Announced late on Tuesday evening, the ban is expected to divide Romania’s population, pitching rural and urban dwellers against each other. The government’s decision has strong support in the larger cities, which have seen a growing movement against hunting in recent months. But in much of Romania’s remote countryside large carnivores are a daily threat to villagers and a persistent nuisance to livestock farmers, and many see hunting as the only solution.
Csaba Domokos, a bear specialist with wildlife protection NGO Milvus group, is convinced that the success or failure of the hunting ban rides on the government’s ability to address the rural population’s fears.
“Damages caused by large carnivores are a very real concern in the countryside,” he said. “The system up until now did not work; hunting does not reduce conflicts between carnivores and humans; in fact many studies show that with wolves and large cats, it can actually increase the problem.

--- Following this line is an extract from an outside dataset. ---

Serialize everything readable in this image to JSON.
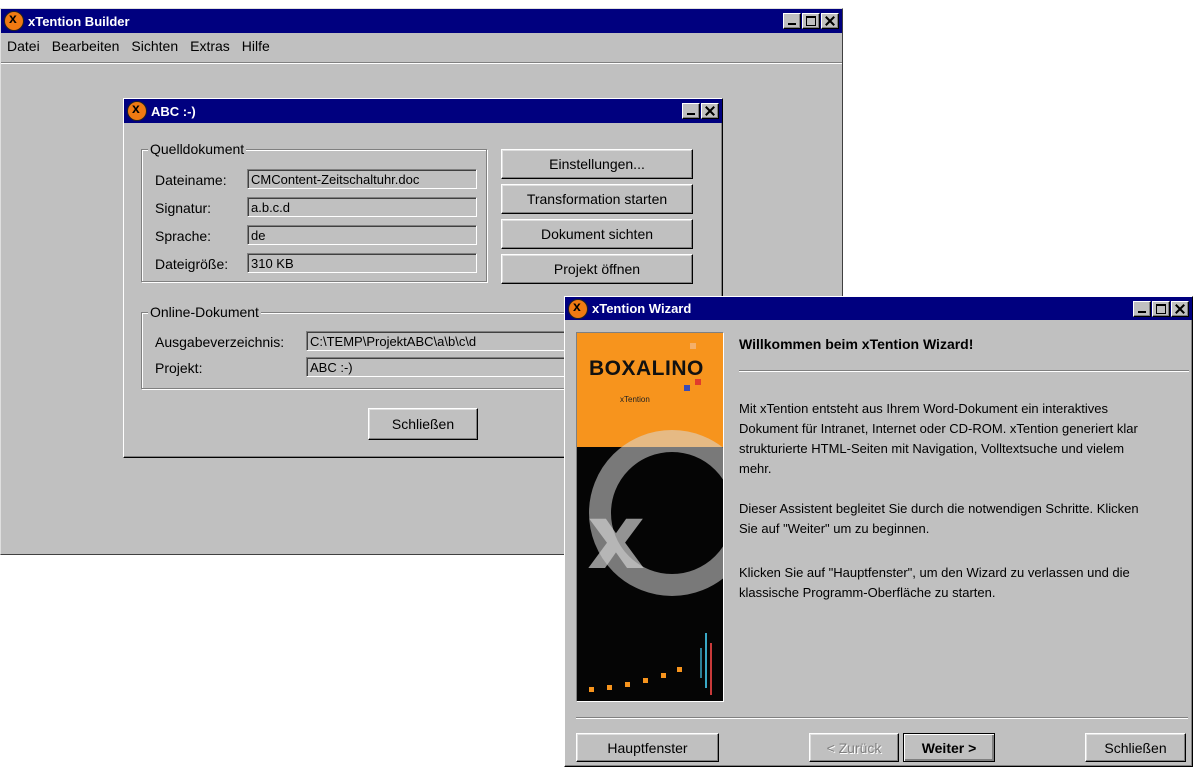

“But the rural population believe that hunting is the answer, and unless they can be convinced otherwise, people may well start to take the problem into their own hands. The ban is a great step, but we don’t want hunting to be replaced by poaching.”
Domokos points out that hunters also have a vested interested in the protection of their quarry. “To some extent, hunting acts as a financial incentive for wildlife management, from preventing poaching to conserving habitats. There is some concern that once you take that away, the government will not invest enough to replace it.”
The government’s response is to take management into its own hands. A special unit is to be set up within the paramilitary police force that will assess any reports of damages by large carnivores and deal with the culprit animal directly. The ministry of environment have discussed the possibility of relocating the target animals abroad to countries interested in ‘rewilding’.
The ban comes amid a growing push for the protection of Romania’s wild mountains that has seen anti-corruption officers convict dozens of foresters, hunters and local officials in recent years.
Gabriel Paun, an activist and conservationist behind a petition that collected 11,000 signatures in the weeks before the hunting ban, sees the government’s decision as a step towards a safer future for Europe’s wild spaces: “The Carpathian mountains are home to more biodiversity than anywhere else in Europe, but for too long they have been ruthlessly exploited for forestry and hunting. Let’s hope the government’s decision is a sign of things to come.”